“The Iraqi army has taken Pirde 30kms south of here and may advance northwards tonight.
What do you want to do?” asked my local Kurdish guide, Balin, after pulling me aside.
It was October 21st and we had just arrived in Erbil, the capital city of Iraqi Kurdistan.
I’ve been managing international tours in “places your mother would rather you stay away from” for quite a few years now. My job entails making quick decisions on the ground for the benefit of a group but this was the first time that a decision of this magnitude needed to be made.
How did we get to this situation in the middle of northern Iraq in the midst of a political crisis?
Let’s Rewind to the 25th of September when the autonomous region of Iraqi Kurdistan held an independence referendum against widespread condemnation from the international community. Although the region had voted for separation from Baghdad, the poll had alienated the Kurds regionally and backfired badly on their leadership. The Kurds had felt that independence was now or never. They had helped practically wipe out ISIS and so thus were owed a little something in return.
“The Iraqi army has taken Pirde 30kms south of here and may advance northwards tonight. What do you want to do?”
Unfortunately for them, it didn’t quite work out that way.
Following the vote, the Iraqi government tightened the noose around Erbil and the Kurdistan regional government. Control of the airspace was taken over and the borders were in serious doubt. Baghdad wanted to suffocate Kurdish leader Masoud Barzani and his cronies.
On the 16th October, Iraqi forces began taking back the disputed lands that the Kurdish Peshmerga had controlled since I.S blitzkrieged the region in 2014. Consequently, much of this land was taken without force as the Peshmerga retreated but at the border town of Pirde or Altun Kupri, they fought back with the ferociousness and brevity famously associated with the fighting force.
YPT had been planning our fourth trip to Iraqi Kurdistan tour for a year but when it seemed that the airports were not going to reopen we had to make a last minute change to the itinerary. The tour would start in Istanbul airport where we would meet, fly to the border town of Cizre and drive over the border to Iraq. This date was October 16th – The day that Baghdad decided Kirkuk province and the surrounding areas were rightfully theirs.
Fast forward to October 20th and we were driving from Sulaymaniyah to Erbil. I had been following developments in Kirkuk governorate closely online and especially in the checkpoint town of Pirde where fierce clashes were ongoing. We arrived in the city in the late afternoon. There was little activity in the normally bustling bazaar but people were still enjoying tea around the central citadel. It seemed an eerie calm.

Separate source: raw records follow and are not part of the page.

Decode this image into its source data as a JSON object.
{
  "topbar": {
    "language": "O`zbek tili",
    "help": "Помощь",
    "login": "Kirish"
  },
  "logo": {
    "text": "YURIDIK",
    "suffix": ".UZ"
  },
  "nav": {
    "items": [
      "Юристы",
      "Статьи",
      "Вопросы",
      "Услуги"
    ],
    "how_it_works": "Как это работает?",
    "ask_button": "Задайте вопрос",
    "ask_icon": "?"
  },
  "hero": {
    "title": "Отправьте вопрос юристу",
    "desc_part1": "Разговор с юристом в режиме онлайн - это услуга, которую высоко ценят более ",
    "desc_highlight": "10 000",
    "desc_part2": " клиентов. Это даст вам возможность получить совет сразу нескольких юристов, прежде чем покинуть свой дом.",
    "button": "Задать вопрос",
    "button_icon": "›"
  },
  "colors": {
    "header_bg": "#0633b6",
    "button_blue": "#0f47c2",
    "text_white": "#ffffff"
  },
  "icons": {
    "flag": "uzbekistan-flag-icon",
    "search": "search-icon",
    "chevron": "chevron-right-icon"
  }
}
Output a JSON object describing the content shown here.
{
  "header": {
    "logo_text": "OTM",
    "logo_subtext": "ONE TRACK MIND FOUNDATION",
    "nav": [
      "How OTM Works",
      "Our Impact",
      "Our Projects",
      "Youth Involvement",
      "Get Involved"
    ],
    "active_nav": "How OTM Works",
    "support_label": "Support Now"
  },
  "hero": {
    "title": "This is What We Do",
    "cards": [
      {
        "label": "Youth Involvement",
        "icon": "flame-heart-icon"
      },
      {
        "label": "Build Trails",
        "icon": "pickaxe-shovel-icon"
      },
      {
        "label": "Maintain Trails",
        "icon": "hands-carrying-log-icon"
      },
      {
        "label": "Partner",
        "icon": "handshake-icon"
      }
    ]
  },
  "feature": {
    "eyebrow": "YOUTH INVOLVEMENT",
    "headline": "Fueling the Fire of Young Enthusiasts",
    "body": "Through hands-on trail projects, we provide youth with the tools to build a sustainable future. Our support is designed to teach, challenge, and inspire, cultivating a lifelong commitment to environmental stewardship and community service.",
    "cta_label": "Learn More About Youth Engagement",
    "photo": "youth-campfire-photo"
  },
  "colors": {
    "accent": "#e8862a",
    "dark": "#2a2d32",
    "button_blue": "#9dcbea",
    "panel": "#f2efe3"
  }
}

“Tell me everything you know right now”, I uttered back.
It turned out Balin’s uncle in law was the head honcho of the Erbil police force who had informed him that the city was close to an evacuation order and that we should hit the road. The Iraqis were re-grouping at the southern checkpoint and may advance in the middle of the night. They were reeling from heavy losses from that day of fighting for, as they saw it, their own territory. They had come this far so why not continue to Erbil and get rid of the Barzani government once and for all?
Upon hearing that, there was really only one option in my mind. We were to drive two hours North West to Duhok to be closer to the Turkish border. Any advance on Erbil was unlikely but however small the risk was, it was one not worth taking.
We arrived safely in Duhok that night. We spent the next day visiting the sacred Yazidi temple at Lalish and dropped by the largest Yazidi IDA (Internally displaced people) camp in Iraq to mingle with some of the temporary residents.
This was my third visit to the Kurdistan region and it never fails to disappoint. There is beauty, warmth, a fascinating culture and best of all; surprises around every corner. As a tour manager, it’s always a pleasure.
Want to join us on our next adventure to Iraqi Kurdistan?
Here’s to our next visit in February 2019.